### What the exercise asks
The output must be the data, printed exactly as written.

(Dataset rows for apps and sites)
╭──

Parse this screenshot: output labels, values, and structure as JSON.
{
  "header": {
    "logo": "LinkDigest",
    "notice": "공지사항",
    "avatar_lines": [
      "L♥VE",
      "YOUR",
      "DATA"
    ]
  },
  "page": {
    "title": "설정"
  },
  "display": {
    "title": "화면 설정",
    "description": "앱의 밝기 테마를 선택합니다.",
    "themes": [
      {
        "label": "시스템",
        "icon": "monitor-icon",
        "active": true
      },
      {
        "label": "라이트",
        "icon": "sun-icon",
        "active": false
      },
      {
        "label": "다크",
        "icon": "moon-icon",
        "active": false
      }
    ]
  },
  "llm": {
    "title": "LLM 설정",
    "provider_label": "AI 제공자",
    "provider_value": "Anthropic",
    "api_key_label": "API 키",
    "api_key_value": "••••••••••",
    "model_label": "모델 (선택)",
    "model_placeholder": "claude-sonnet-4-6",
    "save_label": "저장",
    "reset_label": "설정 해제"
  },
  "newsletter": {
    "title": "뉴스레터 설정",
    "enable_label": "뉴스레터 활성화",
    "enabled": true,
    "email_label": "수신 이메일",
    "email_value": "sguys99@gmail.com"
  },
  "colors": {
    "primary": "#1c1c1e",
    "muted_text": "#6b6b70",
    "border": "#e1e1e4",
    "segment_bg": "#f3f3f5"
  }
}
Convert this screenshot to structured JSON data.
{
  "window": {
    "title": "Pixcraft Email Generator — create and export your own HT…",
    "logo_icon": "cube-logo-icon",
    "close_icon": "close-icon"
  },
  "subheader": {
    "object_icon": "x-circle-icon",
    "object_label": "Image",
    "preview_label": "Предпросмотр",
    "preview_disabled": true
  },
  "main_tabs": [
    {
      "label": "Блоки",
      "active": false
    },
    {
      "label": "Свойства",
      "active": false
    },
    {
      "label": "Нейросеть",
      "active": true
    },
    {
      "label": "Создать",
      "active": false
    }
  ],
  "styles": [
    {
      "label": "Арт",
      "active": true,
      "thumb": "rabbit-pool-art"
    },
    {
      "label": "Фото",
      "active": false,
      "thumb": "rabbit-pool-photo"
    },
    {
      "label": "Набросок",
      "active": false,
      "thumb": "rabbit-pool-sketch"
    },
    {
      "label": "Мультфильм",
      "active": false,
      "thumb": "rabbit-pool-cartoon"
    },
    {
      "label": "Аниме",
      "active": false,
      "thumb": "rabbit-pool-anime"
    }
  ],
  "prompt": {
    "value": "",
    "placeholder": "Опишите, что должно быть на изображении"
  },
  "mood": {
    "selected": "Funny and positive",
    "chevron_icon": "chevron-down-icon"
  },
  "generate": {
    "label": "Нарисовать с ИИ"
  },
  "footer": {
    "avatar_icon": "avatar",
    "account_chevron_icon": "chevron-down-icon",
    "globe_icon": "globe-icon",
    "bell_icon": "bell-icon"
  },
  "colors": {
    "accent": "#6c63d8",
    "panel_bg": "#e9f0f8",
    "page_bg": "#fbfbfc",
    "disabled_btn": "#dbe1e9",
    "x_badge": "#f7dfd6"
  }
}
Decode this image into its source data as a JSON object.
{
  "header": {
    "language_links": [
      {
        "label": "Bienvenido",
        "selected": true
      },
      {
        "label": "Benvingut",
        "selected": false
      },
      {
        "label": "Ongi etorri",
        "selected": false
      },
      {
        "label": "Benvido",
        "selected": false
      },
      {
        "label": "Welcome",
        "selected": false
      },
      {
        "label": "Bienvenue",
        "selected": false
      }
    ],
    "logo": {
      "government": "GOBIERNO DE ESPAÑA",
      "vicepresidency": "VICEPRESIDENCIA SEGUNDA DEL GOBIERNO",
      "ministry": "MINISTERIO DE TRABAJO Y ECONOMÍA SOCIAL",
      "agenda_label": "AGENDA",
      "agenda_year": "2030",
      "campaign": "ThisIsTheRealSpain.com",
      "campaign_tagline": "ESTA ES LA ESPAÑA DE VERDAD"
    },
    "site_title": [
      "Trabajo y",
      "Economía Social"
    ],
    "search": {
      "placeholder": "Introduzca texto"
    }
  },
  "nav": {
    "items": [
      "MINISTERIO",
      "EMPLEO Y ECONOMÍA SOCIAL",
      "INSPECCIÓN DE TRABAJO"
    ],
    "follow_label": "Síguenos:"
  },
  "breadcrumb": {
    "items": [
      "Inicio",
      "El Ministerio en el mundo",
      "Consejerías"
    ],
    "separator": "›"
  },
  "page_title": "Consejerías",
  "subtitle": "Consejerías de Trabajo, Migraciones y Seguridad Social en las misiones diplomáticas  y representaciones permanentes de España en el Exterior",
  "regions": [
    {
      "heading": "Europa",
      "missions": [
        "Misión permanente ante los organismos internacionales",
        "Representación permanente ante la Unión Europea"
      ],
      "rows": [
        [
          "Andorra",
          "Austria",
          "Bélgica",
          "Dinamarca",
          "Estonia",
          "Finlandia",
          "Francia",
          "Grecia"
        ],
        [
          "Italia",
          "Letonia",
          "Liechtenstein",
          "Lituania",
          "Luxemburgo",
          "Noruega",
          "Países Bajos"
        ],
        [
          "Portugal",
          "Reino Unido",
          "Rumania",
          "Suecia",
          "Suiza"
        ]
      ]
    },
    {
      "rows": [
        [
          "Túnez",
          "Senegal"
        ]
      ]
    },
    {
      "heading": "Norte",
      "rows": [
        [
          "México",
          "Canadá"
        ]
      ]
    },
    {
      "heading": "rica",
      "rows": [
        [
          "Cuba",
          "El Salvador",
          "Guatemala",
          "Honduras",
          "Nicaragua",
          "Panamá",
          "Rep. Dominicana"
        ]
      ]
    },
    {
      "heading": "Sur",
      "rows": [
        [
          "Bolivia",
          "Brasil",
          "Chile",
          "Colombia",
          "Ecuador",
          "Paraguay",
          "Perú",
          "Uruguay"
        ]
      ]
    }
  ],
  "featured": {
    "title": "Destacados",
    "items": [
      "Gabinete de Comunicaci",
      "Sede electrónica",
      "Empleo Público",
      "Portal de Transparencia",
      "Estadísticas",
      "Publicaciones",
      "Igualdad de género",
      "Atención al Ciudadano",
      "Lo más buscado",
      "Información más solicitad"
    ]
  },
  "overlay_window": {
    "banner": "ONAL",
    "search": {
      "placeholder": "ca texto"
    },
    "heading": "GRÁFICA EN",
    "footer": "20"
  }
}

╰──

### Reply
Parse this screenshot: output labels, values, and structure as JSON.
{
  "header": {
    "logo": "LinkDigest",
    "notice": "공지사항",
    "avatar_lines": [
      "L♥VE",
      "YOUR",
      "DATA"
    ]
  },
  "page": {
    "title": "설정"
  },
  "display": {
    "title": "화면 설정",
    "description": "앱의 밝기 테마를 선택합니다.",
    "themes": [
      {
        "label": "시스템",
        "icon": "monitor-icon",
        "active": true
      },
      {
        "label": "라이트",
        "icon": "sun-icon",
        "active": false
      },
      {
        "label": "다크",
        "icon": "moon-icon",
        "active": false
      }
    ]
  },
  "llm": {
    "title": "LLM 설정",
    "provider_label": "AI 제공자",
    "provider_value": "Anthropic",
    "api_key_label": "API 키",
    "api_key_value": "••••••••••",
    "model_label": "모델 (선택)",
    "model_placeholder": "claude-sonnet-4-6",
    "save_label": "저장",
    "reset_label": "설정 해제"
  },
  "newsletter": {
    "title": "뉴스레터 설정",
    "enable_label": "뉴스레터 활성화",
    "enabled": true,
    "email_label": "수신 이메일",
    "email_value": "sguys99@gmail.com"
  },
  "colors": {
    "primary": "#1c1c1e",
    "muted_text": "#6b6b70",
    "border": "#e1e1e4",
    "segment_bg": "#f3f3f5"
  }
}
Convert this screenshot to structured JSON data.
{
  "window": {
    "title": "Pixcraft Email Generator — create and export your own HT…",
    "logo_icon": "cube-logo-icon",
    "close_icon": "close-icon"
  },
  "subheader": {
    "object_icon": "x-circle-icon",
    "object_label": "Image",
    "preview_label": "Предпросмотр",
    "preview_disabled": true
  },
  "main_tabs": [
    {
      "label": "Блоки",
      "active": false
    },
    {
      "label": "Свойства",
      "active": false
    },
    {
      "label": "Нейросеть",
      "active": true
    },
    {
      "label": "Создать",
      "active": false
    }
  ],
  "styles": [
    {
      "label": "Арт",
      "active": true,
      "thumb": "rabbit-pool-art"
    },
    {
      "label": "Фото",
      "active": false,
      "thumb": "rabbit-pool-photo"
    },
    {
      "label": "Набросок",
      "active": false,
      "thumb": "rabbit-pool-sketch"
    },
    {
      "label": "Мультфильм",
      "active": false,
      "thumb": "rabbit-pool-cartoon"
    },
    {
      "label": "Аниме",
      "active": false,
      "thumb": "rabbit-pool-anime"
    }
  ],
  "prompt": {
    "value": "",
    "placeholder": "Опишите, что должно быть на изображении"
  },
  "mood": {
    "selected": "Funny and positive",
    "chevron_icon": "chevron-down-icon"
  },
  "generate": {
    "label": "Нарисовать с ИИ"
  },
  "footer": {
    "avatar_icon": "avatar",
    "account_chevron_icon": "chevron-down-icon",
    "globe_icon": "globe-icon",
    "bell_icon": "bell-icon"
  },
  "colors": {
    "accent": "#6c63d8",
    "panel_bg": "#e9f0f8",
    "page_bg": "#fbfbfc",
    "disabled_btn": "#dbe1e9",
    "x_badge": "#f7dfd6"
  }
}
Decode this image into its source data as a JSON object.
{
  "header": {
    "language_links": [
      {
        "label": "Bienvenido",
        "selected": true
      },
      {
        "label": "Benvingut",
        "selected": false
      },
      {
        "label": "Ongi etorri",
        "selected": false
      },
      {
        "label": "Benvido",
        "selected": false
      },
      {
        "label": "Welcome",
        "selected": false
      },
      {
        "label": "Bienvenue",
        "selected": false
      }
    ],
    "logo": {
      "government": "GOBIERNO DE ESPAÑA",
      "vicepresidency": "VICEPRESIDENCIA SEGUNDA DEL GOBIERNO",
      "ministry": "MINISTERIO DE TRABAJO Y ECONOMÍA SOCIAL",
      "agenda_label": "AGENDA",
      "agenda_year": "2030",
      "campaign": "ThisIsTheRealSpain.com",
      "campaign_tagline": "ESTA ES LA ESPAÑA DE VERDAD"
    },
    "site_title": [
      "Trabajo y",
      "Economía Social"
    ],
    "search": {
      "placeholder": "Introduzca texto"
    }
  },
  "nav": {
    "items": [
      "MINISTERIO",
      "EMPLEO Y ECONOMÍA SOCIAL",
      "INSPECCIÓN DE TRABAJO"
    ],
    "follow_label": "Síguenos:"
  },
  "breadcrumb": {
    "items": [
      "Inicio",
      "El Ministerio en el mundo",
      "Consejerías"
    ],
    "separator": "›"
  },
  "page_title": "Consejerías",
  "subtitle": "Consejerías de Trabajo, Migraciones y Seguridad Social en las misiones diplomáticas  y representaciones permanentes de España en el Exterior",
  "regions": [
    {
      "heading": "Europa",
      "missions": [
        "Misión permanente ante los organismos internacionales",
        "Representación permanente ante la Unión Europea"
      ],
      "rows": [
        [
          "Andorra",
          "Austria",
          "Bélgica",
          "Dinamarca",
          "Estonia",
          "Finlandia",
          "Francia",
          "Grecia"
        ],
        [
          "Italia",
          "Letonia",
          "Liechtenstein",
          "Lituania",
          "Luxemburgo",
          "Noruega",
          "Países Bajos"
        ],
        [
          "Portugal",
          "Reino Unido",
          "Rumania",
          "Suecia",
          "Suiza"
        ]
      ]
    },
    {
      "rows": [
        [
          "Túnez",
          "Senegal"
        ]
      ]
    },
    {
      "heading": "Norte",
      "rows": [
        [
          "México",
          "Canadá"
        ]
      ]
    },
    {
      "heading": "rica",
      "rows": [
        [
          "Cuba",
          "El Salvador",
          "Guatemala",
          "Honduras",
          "Nicaragua",
          "Panamá",
          "Rep. Dominicana"
        ]
      ]
    },
    {
      "heading": "Sur",
      "rows": [
        [
          "Bolivia",
          "Brasil",
          "Chile",
          "Colombia",
          "Ecuador",
          "Paraguay",
          "Perú",
          "Uruguay"
        ]
      ]
    }
  ],
  "featured": {
    "title": "Destacados",
    "items": [
      "Gabinete de Comunicaci",
      "Sede electrónica",
      "Empleo Público",
      "Portal de Transparencia",
      "Estadísticas",
      "Publicaciones",
      "Igualdad de género",
      "Atención al Ciudadano",
      "Lo más buscado",
      "Información más solicitad"
    ]
  },
  "overlay_window": {
    "banner": "ONAL",
    "search": {
      "placeholder": "ca texto"
    },
    "heading": "GRÁFICA EN",
    "footer": "20"
  }
}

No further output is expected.